It's been a long time coming, but you've finally made the decision: you're going to leave the security of your current career to go do that thing. That thing that keeps you up at night, consumes your weekends, and gnaws at you to do it. Your passion.

That's great. So what now?

You hand in your resignation letter, shake hands with your boss, your colleagues, and there it is: sweet, sweet freedom. To do that thing.

That's great. But after that initial high comes more of the same question–what now?

I tend to take things literally. Since this article's about steps you need to take...this is a photo of steps.

^ literally "steps."

While it's easy to envision leaving whatever position you're in, there are some practical considerations to keep in mind when you're making your decision to take your passion full time. When I left my career in public relations (a field I'd been in since graduating in 2009) to follow my passion for teaching (something that I'd always wanted to pursue), I had an end goal in mind: become a teacher. The problem was, I hadn't really charted the steps to reach my goal, so my initial roadmap consisted of the following:

  1. Hand in resignation letter
  2. ???
  3. Become teacher!

^ and Post-Its. A good plan always includes Post-Its.

After some careful consideration, I decided that this needed to be re-evaluated, and that's how I learned that if you're going to follow your passion, you need some solid planning. Here are my three major steps that helped me make this jump, and three things that I'd definitely account for from the onset if I had to do this again.

^ this is a poorly drawn plan.

1. Logistics make the world go 'round

When I initially decided that I wanted to leave my career in public relations for teaching, I didn't bother thinking of the process of applying to faculties of education, where I'd live, how I'd get to school or what exactly I'd do if things didn't work out. Thinking about logistics makes you think in the most practical way possible, and also makes you think about things that don't catch your attention when the phrase "following your passion" is mentioned.

2. $$$
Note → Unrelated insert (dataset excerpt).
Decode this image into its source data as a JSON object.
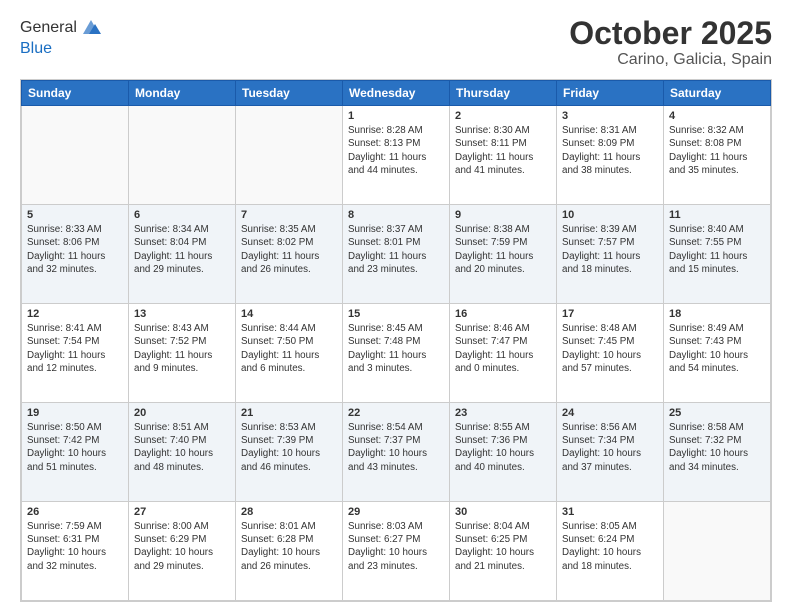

Yeah, I know. You didn't get into whatever it is you're passionate about for the money, but let's be real: you still need to get money from somewhere, and whether that's a piggy bank, the end of some rainbow, or from a plain old part time job, you need it. And while following your dream is nice, rent needs to be paid, and you need to eat. To be completely honest, this is where I spent the most time planning, and unless you're rolling in money, be prepared to budget and come up with a solid gameplan that accounts for (almost) every possible situation. And speaking of "almost," this is where my next practical point for following your dreams comes into play...

3. Plans on plans on plans on plans

It's a scary thought, but sometimes things just don't work out. Whether it's a job, a relationship or following that aspiration of yours, there's going to be times where things don't come together the way you planned. So what's the way around this? Plans, and then plans for those plans if they don't work out, and then a contingency if the other two plans didn't work out, an extra plan if that one fails, and maybe one extra alternative plan for good measure.

I'm a master of worry, and when I was getting ready to leave my public relations position, I killed my inclination to worry (mostly) by coming up with lots of plans.

If you're already privy to this, that's great, but if not, here's some questions to ask yourself when coming up with your plans (you don't have to write everything out explicitly, but these are questions that I asked myself to form my plans and their contingencies):

  1. Since you're leaving your primary source of income, what are you going to do for money?
  2. Where are you going to live? If that doesn't work out, what do you do?
    2a. (If 1 and 2 are figured out, move on to steps 3 and 4.)
  3. Attend school.
  4. Become a teacher
  5. If one component of your plan doesn't work out, how will that affect everything else?

In this list, step 2a and step three are arguably the most crucial steps, as they're the ones that determines whether or not you make a contingency. If, to you, a specific component not working out creates a significant ripple effect on your overall plan, then it's time to come up with your course of action if things don't work out.

And that's it! Some practical steps for following your passion. A lot of the time, it's easy to go the romantic route and picture yourself leaving your job at the drop of a hat, and riding off into the sunset, jobless, but free. It works in the movies, but rarely in real life, especially if you enjoy things like eating or having a roof over your head.

Having said all that, I hope this practical advice proves helpful in whatever suitless pursuit you're chasing. Onward!

comments powered by Disqus